Wednesday, June 24, 2015

It is not a quilt until it's bound- times three!

     I don't think there is any part of the quilting process that I don't like. Oh, except ripping out. Ever since I learned glue binding, it is not an issue for me. However, specific tasks like that are better done in groups because of the necessary routine and skill. So, I had two comfort quilts and one made fabric one ready for binding. I made all the binding at one time, then glued it all on the fronts, sewed all, pressed, glued to the back and then sewed all on. I think I get better at doing binding this way.  I know I just posted one of them recently, but I thought the difference a binding makes was worth another posting.

Exploding Squares

Bright HSTs

Improv with Made Fabric


Vicki W said...

I love all of them but especially the last one.

Peg said...

I love them all too - especially the Improv. I don't understand glue binding. I've always just cut the binding on diagonal and just sewed it on without pins. How does gluing help?

Linda Swanekamp said...

Glue binding rocks. Watch Sharon Schamber's video on Youtube, Binding the Angel. I even machine sew it all, no handsewing. The Elmer's washable school glue is just a heavy starch and washes out. No pins, it is all attached before it is sewn. Ends meet perfectly before sewing.

Peg said...

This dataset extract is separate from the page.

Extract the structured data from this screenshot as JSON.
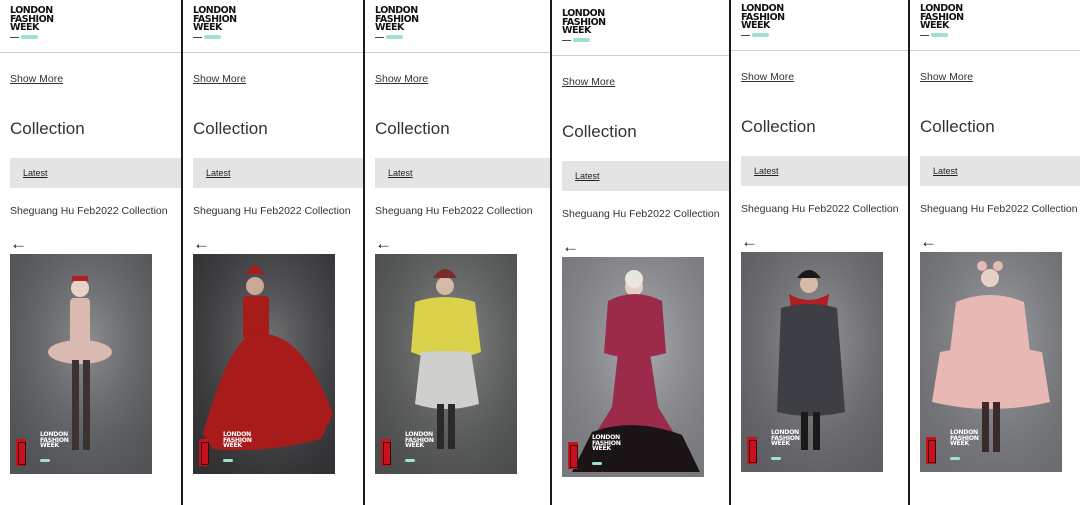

Just watched Sharon Schamber's video. - very instructive and thorough! BUT - I guess I'll NEVER be a competition quilter. Too much patience and time required for me. I've spoiled myself with my lazy diagonal-cut binding strips and just machine sewing them on - takes about 10-15 minutes per large quilt - and NO thinking. I like to cut lots of diagonal fabric for bindings in advance from my 60 inch wide fabrics - that gives me many very long strips that are from 85" to 60" so I dont have to splice much together to do an entire continuous binding. No one I give the quilts to ever examines. So both of us are happy! I do love to go to quilt shows to see what the "experts" present. I 'm just happy to be an appreciatative spectator.